After three years of study there, she chanced to enter an apprenticeship at the Greenwich House Pottery in New York, where she finally found her creative niche. Still, in 1956, she returned to Paris to continue her studies in French and literature. A few months after she arrived there, she met ceramacist Francine Del Pierre and became her pupil. She decided to stay in Paris, and in 1960, she and Del Pierre founded a studio together.
When Del Pierre died in 1968, Franck took over the studio. That same year, the Musée National de Céramique de Sèvres organized an exhibition honoring Del Pierre and asked Franck to produce a cup in her memory, which created many new opportunities for her work.
She experimented with red copper glazes, which resulted in her reproducing by accident the imperial "fresh red" of the early Ming Dynasty. Many Asian scholars and manufacturers were interested in this discovery, and she began collaborating with the British Museum, the Shanghai Institute of Ceramics and The Japan Foundation. She started working with the Fukagawa Seiji Porcelain Manufacturing Company factory, where she created about a hundred pieces. When Fance Franck came back to France from Japan, she resumed her work with the Manufacture de Sèvres and continued working in her own studio and with the Japanese manufacturing factories.

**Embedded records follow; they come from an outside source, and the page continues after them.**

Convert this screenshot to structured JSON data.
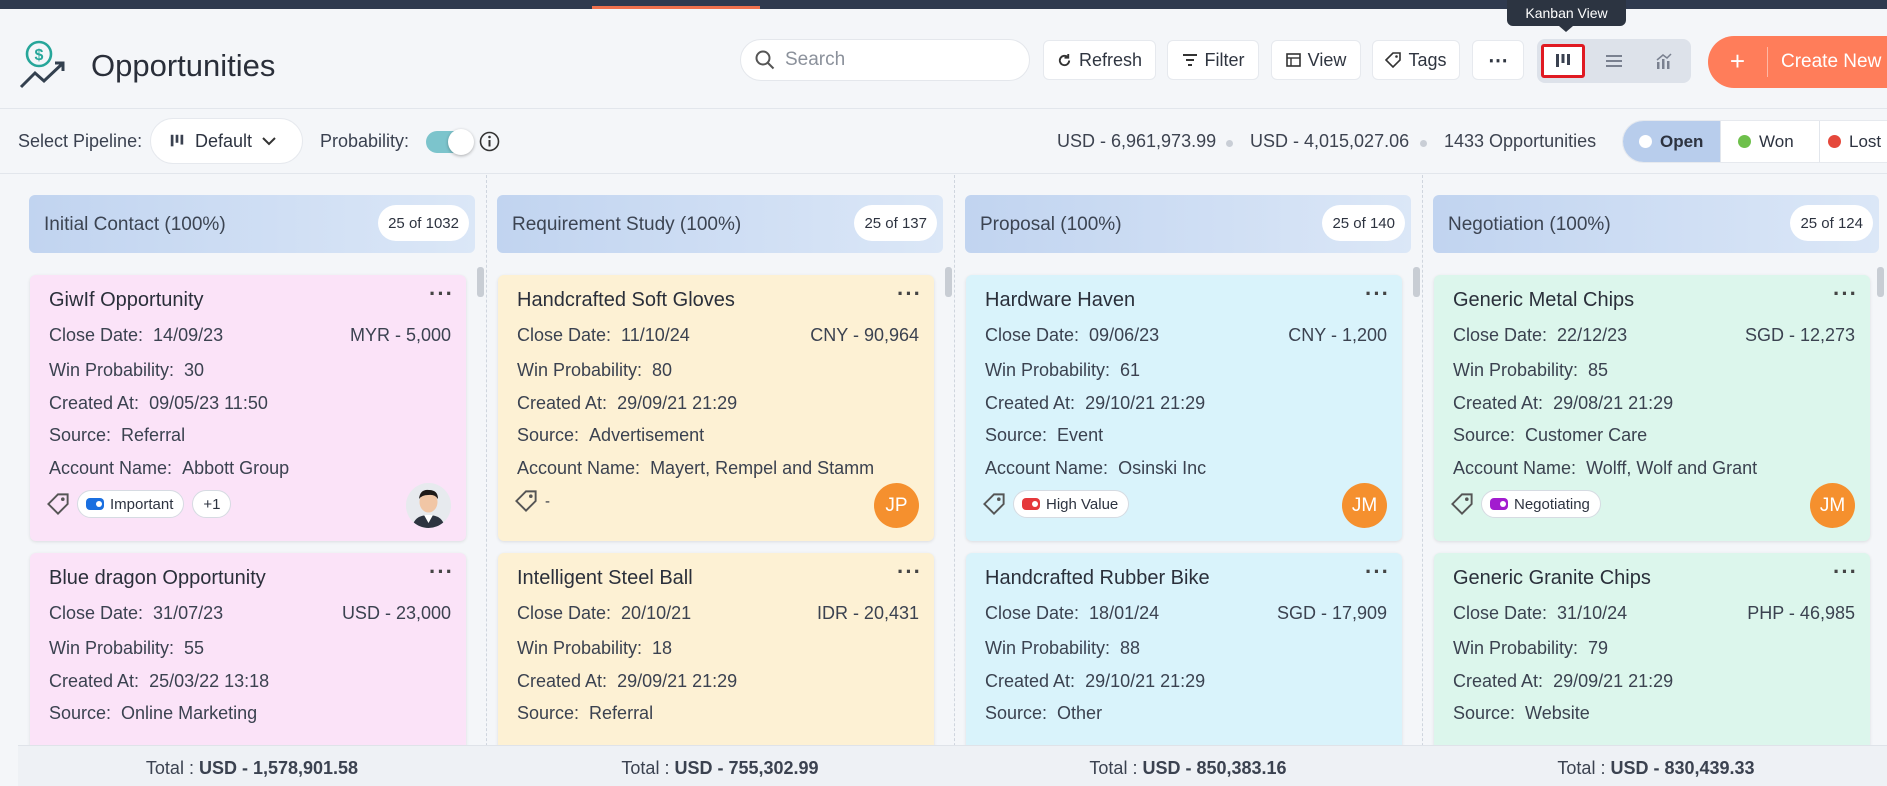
{
  "header": {
    "title": "Opportunities",
    "search_placeholder": "Search",
    "toolbar": {
      "refresh": "Refresh",
      "filter": "Filter",
      "view": "View",
      "tags": "Tags"
    },
    "tooltip": "Kanban View",
    "create_label": "Create New"
  },
  "subbar": {
    "pipeline_label": "Select Pipeline:",
    "pipeline_value": "Default",
    "probability_label": "Probability:",
    "probability_on": true,
    "stat_1": "USD - 6,961,973.99",
    "stat_2": "USD - 4,015,027.06",
    "stat_3": "1433 Opportunities",
    "statuses": [
      {
        "label": "Open",
        "color": "#ffffff"
      },
      {
        "label": "Won",
        "color": "#6ec04b"
      },
      {
        "label": "Lost",
        "color": "#e5483b"
      }
    ]
  },
  "columns": [
    {
      "title": "Initial Contact (100%)",
      "count": "25 of 1032",
      "total_prefix": "Total :",
      "total": "USD - 1,578,901.58",
      "cards": [
        {
          "title": "GiwIf Opportunity",
          "close_label": "Close Date:",
          "close": "14/09/23",
          "amount": "MYR - 5,000",
          "prob_label": "Win Probability:",
          "prob": "30",
          "created_label": "Created At:",
          "created": "09/05/23 11:50",
          "source_label": "Source:",
          "source": "Referral",
          "account_label": "Account Name:",
          "account": "Abbott Group",
          "tags": [
            "Important",
            "+1"
          ],
          "tag_color": "#1a6fe0",
          "avatar": ""
        },
        {
          "title": "Blue dragon Opportunity",
          "close_label": "Close Date:",
          "close": "31/07/23",
          "amount": "USD - 23,000",
          "prob_label": "Win Probability:",
          "prob": "55",
          "created_label": "Created At:",
          "created": "25/03/22 13:18",
          "source_label": "Source:",
          "source": "Online Marketing"
        }
      ]
    },
    {
      "title": "Requirement Study (100%)",
      "count": "25 of 137",
      "total_prefix": "Total :",
      "total": "USD - 755,302.99",
      "cards": [
        {
          "title": "Handcrafted Soft Gloves",
          "close_label": "Close Date:",
          "close": "11/10/24",
          "amount": "CNY - 90,964",
          "prob_label": "Win Probability:",
          "prob": "80",
          "created_label": "Created At:",
          "created": "29/09/21 21:29",
          "source_label": "Source:",
          "source": "Advertisement",
          "account_label": "Account Name:",
          "account": "Mayert, Rempel and Stamm",
          "tags": [
            "-"
          ],
          "tag_color": "",
          "avatar": "JP"
        },
        {
          "title": "Intelligent Steel Ball",
          "close_label": "Close Date:",
          "close": "20/10/21",
          "amount": "IDR - 20,431",
          "prob_label": "Win Probability:",
          "prob": "18",
          "created_label": "Created At:",
          "created": "29/09/21 21:29",
          "source_label": "Source:",
          "source": "Referral"
        }
      ]
    },
    {
      "title": "Proposal (100%)",
      "count": "25 of 140",
      "total_prefix": "Total :",
      "total": "USD - 850,383.16",
      "cards": [
        {
          "title": "Hardware Haven",
          "close_label": "Close Date:",
          "close": "09/06/23",
          "amount": "CNY - 1,200",
          "prob_label": "Win Probability:",
          "prob": "61",
          "created_label": "Created At:",
          "created": "29/10/21 21:29",
          "source_label": "Source:",
          "source": "Event",
          "account_label": "Account Name:",
          "account": "Osinski Inc",
          "tags": [
            "High Value"
          ],
          "tag_color": "#e5383b",
          "avatar": "JM"
        },
        {
          "title": "Handcrafted Rubber Bike",
          "close_label": "Close Date:",
          "close": "18/01/24",
          "amount": "SGD - 17,909",
          "prob_label": "Win Probability:",
          "prob": "88",
          "created_label": "Created At:",
          "created": "29/10/21 21:29",
          "source_label": "Source:",
          "source": "Other"
        }
      ]
    },
    {
      "title": "Negotiation (100%)",
      "count": "25 of 124",
      "total_prefix": "Total :",
      "total": "USD - 830,439.33",
      "cards": [
        {
          "title": "Generic Metal Chips",
          "close_label": "Close Date:",
          "close": "22/12/23",
          "amount": "SGD - 12,273",
          "prob_label": "Win Probability:",
          "prob": "85",
          "created_label": "Created At:",
          "created": "29/08/21 21:29",
          "source_label": "Source:",
          "source": "Customer Care",
          "account_label": "Account Name:",
          "account": "Wolff, Wolf and Grant",
          "tags": [
            "Negotiating"
          ],
          "tag_color": "#a21ccf",
          "avatar": "JM"
        },
        {
          "title": "Generic Granite Chips",
          "close_label": "Close Date:",
          "close": "31/10/24",
          "amount": "PHP - 46,985",
          "prob_label": "Win Probability:",
          "prob": "79",
          "created_label": "Created At:",
          "created": "29/09/21 21:29",
          "source_label": "Source:",
          "source": "Website"
        }
      ]
    }
  ],
  "colors": {
    "card_bg": [
      "#fbe3f8",
      "#fdf1d4",
      "#d9f3fb",
      "#dcf6ec"
    ],
    "accent": "#ff7d5a"
  }
}
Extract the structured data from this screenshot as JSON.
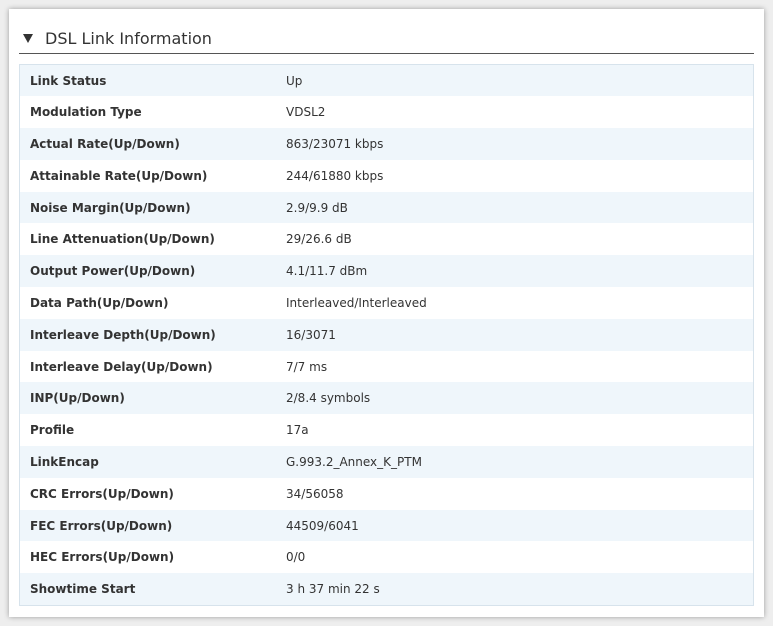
{
  "panel": {
    "title": "DSL Link Information"
  },
  "rows": [
    {
      "label": "Link Status",
      "value": "Up"
    },
    {
      "label": "Modulation Type",
      "value": "VDSL2"
    },
    {
      "label": "Actual Rate(Up/Down)",
      "value": "863/23071 kbps"
    },
    {
      "label": "Attainable Rate(Up/Down)",
      "value": "244/61880 kbps"
    },
    {
      "label": "Noise Margin(Up/Down)",
      "value": "2.9/9.9 dB"
    },
    {
      "label": "Line Attenuation(Up/Down)",
      "value": "29/26.6 dB"
    },
    {
      "label": "Output Power(Up/Down)",
      "value": "4.1/11.7 dBm"
    },
    {
      "label": "Data Path(Up/Down)",
      "value": "Interleaved/Interleaved"
    },
    {
      "label": "Interleave Depth(Up/Down)",
      "value": "16/3071"
    },
    {
      "label": "Interleave Delay(Up/Down)",
      "value": "7/7 ms"
    },
    {
      "label": "INP(Up/Down)",
      "value": "2/8.4 symbols"
    },
    {
      "label": "Profile",
      "value": "17a"
    },
    {
      "label": "LinkEncap",
      "value": "G.993.2_Annex_K_PTM"
    },
    {
      "label": "CRC Errors(Up/Down)",
      "value": "34/56058"
    },
    {
      "label": "FEC Errors(Up/Down)",
      "value": "44509/6041"
    },
    {
      "label": "HEC Errors(Up/Down)",
      "value": "0/0"
    },
    {
      "label": "Showtime Start",
      "value": "3 h 37 min 22 s"
    }
  ],
  "colors": {
    "stripe": "#eff6fb",
    "border": "#d7e3ec",
    "text": "#333333"
  },
  "icons": {
    "collapse": "triangle-down-icon"
  }
}
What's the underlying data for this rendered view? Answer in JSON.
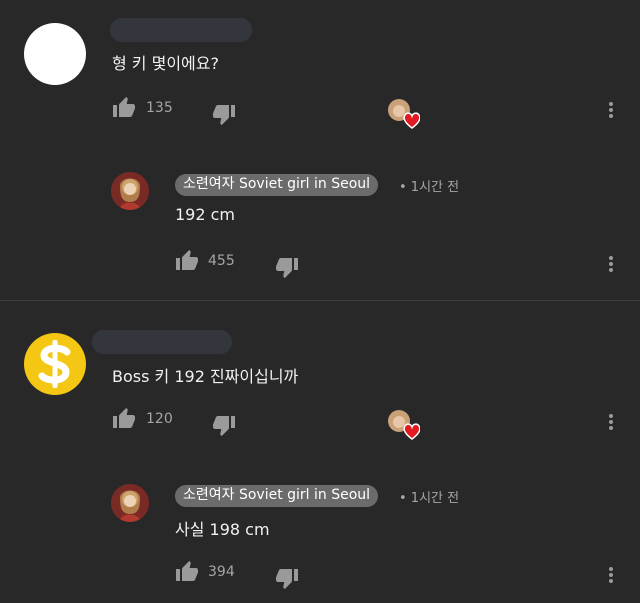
{
  "comments": [
    {
      "text": "형 키 몇이에요?",
      "likes": "135",
      "reply": {
        "author": "소련여자 Soviet girl in Seoul",
        "time": "• 1시간 전",
        "text": "192 cm",
        "likes": "455"
      }
    },
    {
      "text": "Boss 키 192 진짜이십니까",
      "likes": "120",
      "reply": {
        "author": "소련여자 Soviet girl in Seoul",
        "time": "• 1시간 전",
        "text": "사실 198 cm",
        "likes": "394"
      }
    }
  ],
  "icons": {
    "like": "thumbs-up-icon",
    "dislike": "thumbs-down-icon",
    "more": "more-vert-icon",
    "creator_heart": "creator-heart-icon"
  },
  "colors": {
    "background": "#282828",
    "heart": "#e21b23",
    "chip": "#6b6b6b",
    "dollar_avatar": "#f3c714"
  }
}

Franck died in Paris, on August 5, 2008.
|Large rectangular vase|
|Square vase with horse motif|
|Flat ovoid vase|
|Red glazed rectangular vases|
|I recently purchased a plain white porcelain chop plate designed by Fance Franck for Dansk.|